======== Records shown ========
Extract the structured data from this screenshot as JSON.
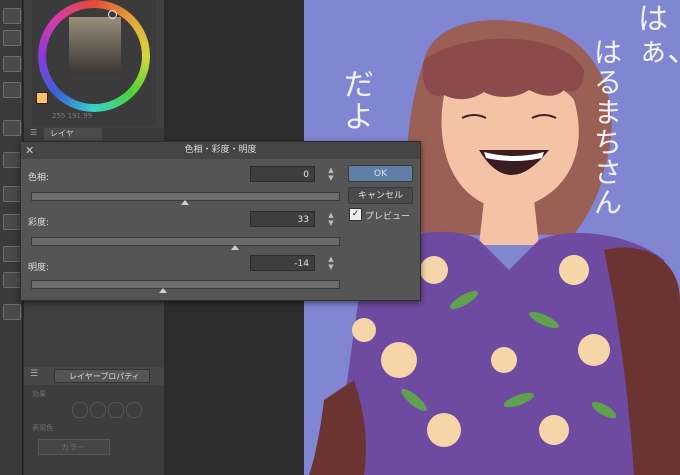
{
  "color_panel": {
    "r": "255",
    "g": "191",
    "b": "99"
  },
  "dialog": {
    "title": "色相・彩度・明度",
    "close_glyph": "✕",
    "hue": {
      "label": "色相:",
      "value": "0",
      "level": 0.5
    },
    "saturation": {
      "label": "彩度:",
      "value": "33",
      "level": 0.665
    },
    "lightness": {
      "label": "明度:",
      "value": "-14",
      "level": 0.43
    },
    "ok_label": "OK",
    "cancel_label": "キャンセル",
    "preview_label": "プレビュー",
    "preview_checked": true
  },
  "layer_panel": {
    "tab_label": "レイヤ",
    "property_tab_label": "レイヤープロパティ",
    "effect_label": "効果",
    "display_color_label": "表現色",
    "color_value": "カラー"
  },
  "canvas": {
    "text_col1": "はぁ、",
    "text_col2": "はるまちさん",
    "text_col3": "だよ",
    "bg_color": "#8186d3"
  },
  "icons": [
    "close-icon",
    "checkmark-icon",
    "spin-up-icon",
    "spin-down-icon",
    "layer-icon",
    "menu-icon"
  ]
}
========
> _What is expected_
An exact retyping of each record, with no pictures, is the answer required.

> _Answer section_
Extract the structured data from this screenshot as JSON.
{
  "color_panel": {
    "r": "255",
    "g": "191",
    "b": "99"
  },
  "dialog": {
    "title": "色相・彩度・明度",
    "close_glyph": "✕",
    "hue": {
      "label": "色相:",
      "value": "0",
      "level": 0.5
    },
    "saturation": {
      "label": "彩度:",
      "value": "33",
      "level": 0.665
    },
    "lightness": {
      "label": "明度:",
      "value": "-14",
      "level": 0.43
    },
    "ok_label": "OK",
    "cancel_label": "キャンセル",
    "preview_label": "プレビュー",
    "preview_checked": true
  },
  "layer_panel": {
    "tab_label": "レイヤ",
    "property_tab_label": "レイヤープロパティ",
    "effect_label": "効果",
    "display_color_label": "表現色",
    "color_value": "カラー"
  },
  "canvas": {
    "text_col1": "はぁ、",
    "text_col2": "はるまちさん",
    "text_col3": "だよ",
    "bg_color": "#8186d3"
  },
  "icons": [
    "close-icon",
    "checkmark-icon",
    "spin-up-icon",
    "spin-down-icon",
    "layer-icon",
    "menu-icon"
  ]
}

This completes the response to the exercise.